I need to create some kind of template for when the White Sox makes an average right-hander with a 92 mph fastball look like Tom Seaver. Ross Stripling did what Ross Stripling does and has done for many years: fill up the strike zone with five different pitches and make hitters beat him by virtue of the fact that those pitches are slow and don’t necessarily move very much.

White Sox hitters were not up to the challenge. Just six of the 16 balls they put in play against Stripling broke the 95 mph plane. They also let 15 called strikes sail by, allowing a hit to glide through six innings in just 87 pitches.

Those 87 pitches looked like this:


Pressure Play

Josh Harrison faced the game’s highest-pressure moment, as his eighth-inning plate appearance (and subsequent pop-out) as the tying run with one out ran a 2.91 LI, far surpassing the competition.


Pressure Cooker

Coming into the game for Adam Cimber to face Harrison with the bases loaded and one out in the eighth, Trent Thornton picked up a 2.53 pLI in his brief two outs of work.


Top Play

That home run from Kirk up top that doubled Toronto’s lead (from one to two) added .112 WPA (11.2% win probability), the number one game-changer of the afternoon.


Top Performer

Kirk and Stripling shared today’s honors with dual .180 WPAs.


Smackdown

Luckiest hit: Matt Chapman’s fourth-inning double to the left-field corner had just a .170 xBA, but as xBA doesn’t account for the fact that it was hooked into the corner rather than anywhere between the bases, which makes me skeptical about how lucky this hit actually was.

Toughest out: Alejandro Kirk probably should have had two today, with his second blast of 103 mph falling short at the 400-foot marker in dead-center field.

Hardest hit: José Abreu smoked one for a single at 108.4 mph in the second inning.
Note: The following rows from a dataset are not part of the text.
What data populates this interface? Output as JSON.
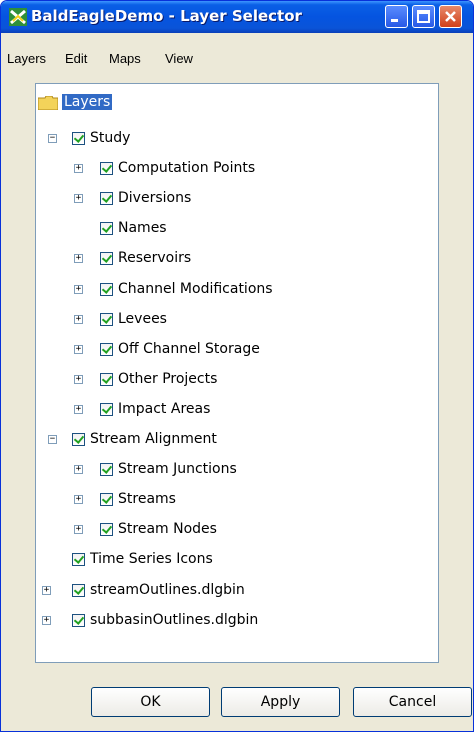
{
  "window": {
    "title": "BaldEagleDemo - Layer Selector"
  },
  "menu": [
    "Layers",
    "Edit",
    "Maps",
    "View"
  ],
  "tree": {
    "root": "Layers",
    "nodes": [
      {
        "label": "Study",
        "level": 1,
        "expander": "minus",
        "checked": true
      },
      {
        "label": "Computation Points",
        "level": 2,
        "expander": "plus",
        "checked": true
      },
      {
        "label": "Diversions",
        "level": 2,
        "expander": "plus",
        "checked": true
      },
      {
        "label": "Names",
        "level": 2,
        "expander": "none",
        "checked": true
      },
      {
        "label": "Reservoirs",
        "level": 2,
        "expander": "plus",
        "checked": true
      },
      {
        "label": "Channel Modifications",
        "level": 2,
        "expander": "plus",
        "checked": true
      },
      {
        "label": "Levees",
        "level": 2,
        "expander": "plus",
        "checked": true
      },
      {
        "label": "Off Channel Storage",
        "level": 2,
        "expander": "plus",
        "checked": true
      },
      {
        "label": "Other Projects",
        "level": 2,
        "expander": "plus",
        "checked": true
      },
      {
        "label": "Impact Areas",
        "level": 2,
        "expander": "plus",
        "checked": true
      },
      {
        "label": "Stream Alignment",
        "level": 1,
        "expander": "minus",
        "checked": true
      },
      {
        "label": "Stream Junctions",
        "level": 2,
        "expander": "plus",
        "checked": true
      },
      {
        "label": "Streams",
        "level": 2,
        "expander": "plus",
        "checked": true
      },
      {
        "label": "Stream Nodes",
        "level": 2,
        "expander": "plus",
        "checked": true
      },
      {
        "label": "Time Series Icons",
        "level": 1,
        "expander": "none",
        "checked": true
      },
      {
        "label": "streamOutlines.dlgbin",
        "level": 0,
        "expander": "plus",
        "checked": true
      },
      {
        "label": "subbasinOutlines.dlgbin",
        "level": 0,
        "expander": "plus",
        "checked": true
      }
    ]
  },
  "buttons": {
    "ok": "OK",
    "apply": "Apply",
    "cancel": "Cancel"
  }
}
Teoscar Hernández did a little bit more when he pieced one at the same velocity in the seventh inning.

Weakest contact: Reese McGuire’s pop-out for the first out of the seventh inning was a game-low 55 mph.

Longest hit: Hernández’s bomb took the cake at 421 feet.


Magic Number: 22

At age 22 years and four months, Lenyn Sosa should in short order be the youngest player on the Charlotte Knights by two-and-a-half years. While we have yet to receive word on Danny Mendick’s injury, Romy González is the only remaining 40-man roster infielder not in the big leagues and thus feels like his logical replacement should an IL stint be required. Someone has to take those at-bats.


Glossary

Hard-hit is any ball off the bat at 95 mph or more
LI measures pressure per play
pLI measures total pressure faced in-game
Whiff a swing-and-miss
WPA win probability added measures contributions to the win
xBA expected batting average

Poll

Who was today’s MVP?

This poll is closed

  • 60%
    Andrew Vaughn (3-for-5, R)
    (21 votes)
  • 5%
    Jake Burger (2-for-5, R, RBI)
    (2 votes)
  • 34%
    Tanner Banks (2 1⁄3 IP, 0 H, 0 R, 0 BB)
    (12 votes)
35 votes total Vote Now

Poll

Who was today’s Cold Cat?

This poll is closed

  • 72%
    Lucas Giolito (5 IP, 11 H, 7 ER, 1 BB, 3 SO)
    (26 votes)
  • 11%
    Leury García (0-for-4, 6 LOB)
    (4 votes)
  • 16%
    Leg Injuries (Mendick; Robert; Engel)
    (6 votes)
36 votes total Vote Now